In the below graph you can see the direct comparison between the average monthly premium for employee-only coverage on a group plan versus its comparative equivalent individual plan. As expected, the cost for the group coverage keeps going up and up. But the individual plan costs keep going down, with now an average of 36% cheaper costs pound-for-pound. And in case you were wondering, no, these lower costs are not because of subsidies—these are the core plan costs before any Advanced Premium Tax Credit subsidies.

If you have at least 100 employees, you lost at least $1M the last 5 years.

As we look at the numbers above, you will see the average employee-only monthly costs comparing the more traditional style of group health benefits to the newer, cheaper, better version of individual plans.
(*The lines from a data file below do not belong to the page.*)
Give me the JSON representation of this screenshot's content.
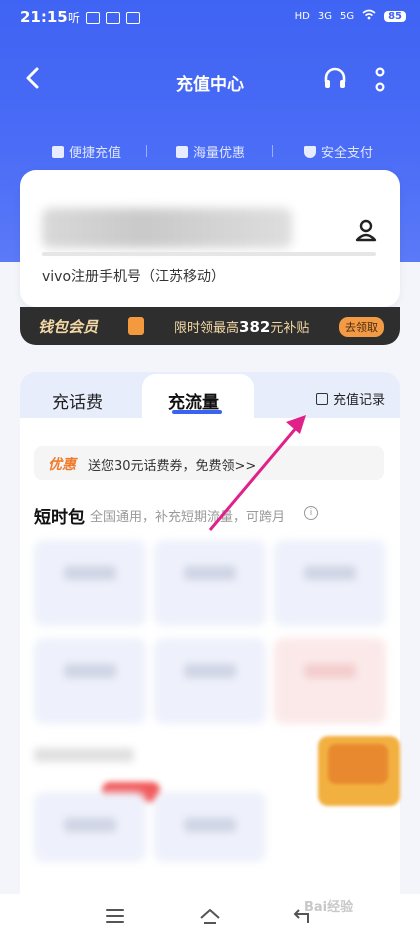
{
  "status_bar": {
    "time": "21:15",
    "left_icons": [
      "听",
      "ai-icon",
      "cloud-icon",
      "app-icon"
    ],
    "signal_labels": [
      "HD",
      "3G",
      "5G"
    ],
    "battery": "85"
  },
  "nav": {
    "title": "充值中心"
  },
  "features": [
    {
      "label": "便捷充值",
      "icon": "phone-icon"
    },
    {
      "label": "海量优惠",
      "icon": "ticket-icon"
    },
    {
      "label": "安全支付",
      "icon": "shield-icon"
    }
  ],
  "phone_card": {
    "number_masked": "",
    "note": "vivo注册手机号（江苏移动）"
  },
  "wallet": {
    "title": "钱包会员",
    "promo_prefix": "限时领最高",
    "promo_amount": "382",
    "promo_suffix": "元补贴",
    "button": "去领取"
  },
  "tabs": {
    "items": [
      "充话费",
      "充流量"
    ],
    "active": "充流量",
    "records_label": "充值记录"
  },
  "coupon": {
    "tag": "优惠",
    "text": "送您30元话费券，免费领>>"
  },
  "section": {
    "title": "短时包",
    "subtitle": "全国通用，补充短期流量，可跨月"
  },
  "watermark": "Bai经验",
  "colors": {
    "primary": "#3f63f3",
    "accent": "#f39a44",
    "arrow": "#e0218a"
  }
}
These are benchmark equivalents in terms of coverages and quality. 

Tallying up the total amount of differences in costs over the past 5 years, you will see a total amount of loss or savings—depending on which side of the equation you use—of $9,804. That means with an organization that has at least 100 employees, $1M will have been lost in 5 years at minimum simply by not rethinking the delivery style of your health benefits to your university employees.
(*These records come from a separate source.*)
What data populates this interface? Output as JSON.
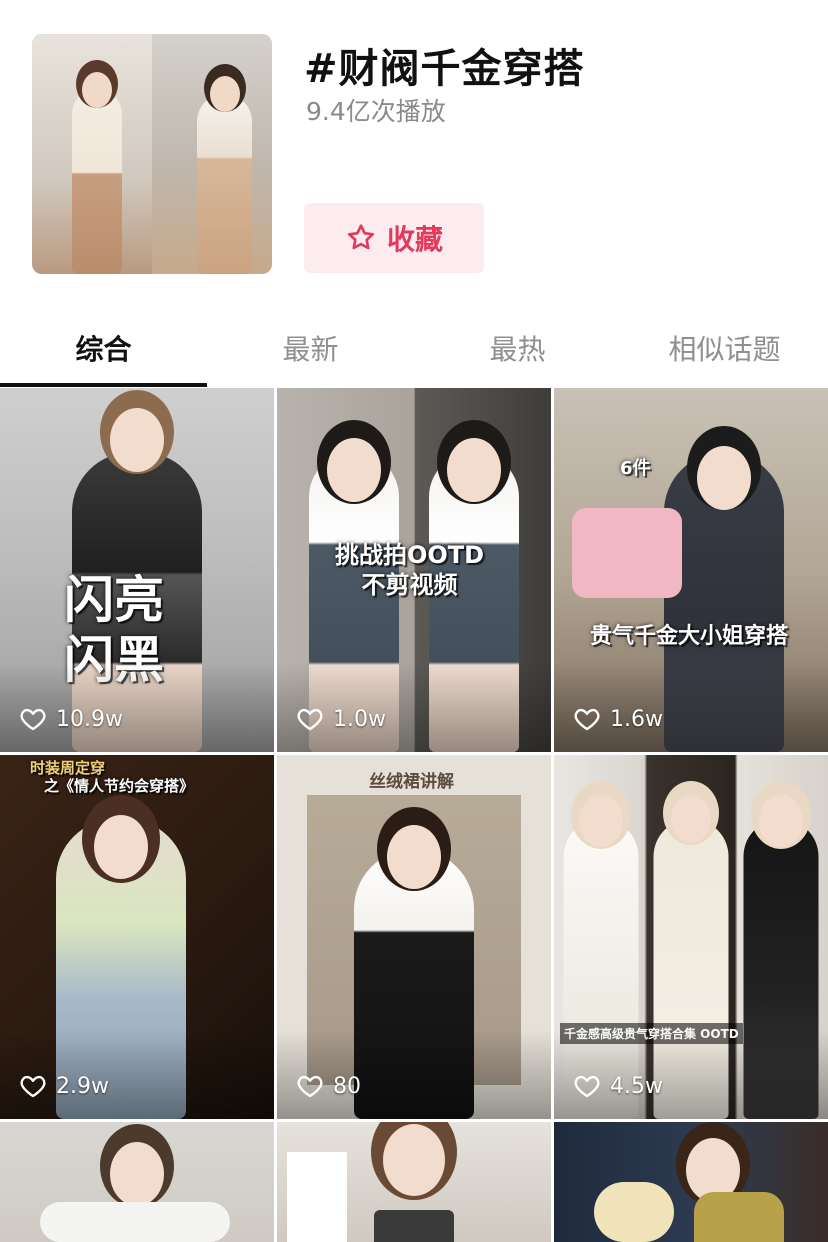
{
  "topic": {
    "title": "#财阀千金穿搭",
    "plays": "9.4亿次播放",
    "favorite_label": "收藏"
  },
  "colors": {
    "accent": "#e23a5c",
    "accent_bg": "#fdecef",
    "text_primary": "#111111",
    "text_secondary": "#8a8a8a"
  },
  "tabs": [
    {
      "label": "综合",
      "active": true
    },
    {
      "label": "最新",
      "active": false
    },
    {
      "label": "最热",
      "active": false
    },
    {
      "label": "相似话题",
      "active": false
    }
  ],
  "videos": [
    {
      "likes": "10.9w",
      "caption": "闪亮\n闪黑",
      "icon": "heart-outline-icon"
    },
    {
      "likes": "1.0w",
      "caption": "挑战拍OOTD\n不剪视频",
      "icon": "heart-outline-icon"
    },
    {
      "likes": "1.6w",
      "caption": "6件\n贵气千金大小姐穿搭",
      "icon": "heart-outline-icon"
    },
    {
      "likes": "2.9w",
      "caption": "时装周定穿\n之《情人节约会穿搭》",
      "icon": "heart-outline-icon"
    },
    {
      "likes": "80",
      "caption": "丝绒裙讲解",
      "icon": "heart-outline-icon"
    },
    {
      "likes": "4.5w",
      "caption": "千金感高级贵气穿搭合集 OOTD",
      "icon": "heart-outline-icon"
    },
    {
      "likes": "",
      "caption": "",
      "icon": "heart-outline-icon"
    },
    {
      "likes": "",
      "caption": "",
      "icon": "heart-outline-icon"
    },
    {
      "likes": "",
      "caption": "",
      "icon": "heart-outline-icon"
    }
  ]
}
The reason for the stark cost difference between group and individual plans is manifold. But the primary two factors include the economic factors of the Law of Large Numbers alongside Supply and Demand—more people than ever are currently enrolled in individual plans—with an 8% increase from 2021 to 2022 alone.  

Lastly, it is important to note that I mentioned that $1M of savings is at minimum because there are additional discounts and subsidies available on top of these core costs being so much cheaper. In general, a college or university can see even more substantial savings while giving better benefits as they leverage these new products and delivery systems of health benefits to their staff and faculty.

Learning empowers growth, so it’s time for you to learn more about this!

Change is scary. Not just for us, but for everyone we’re in charge of caring for—there are bigger impacts than just moving from plan to plan or network to network or carrier to carrier. That’s why I’d love to help you learn. Education gives us the facts, data, and analyses that are required to truly make the wisest decision. 

Go to remodelhealth.com/webinar to register for our next free training session. Learning is your first step to really seeing what is possible with health benefits and what you can do to start controlling the total costs to provide health benefits to university employees.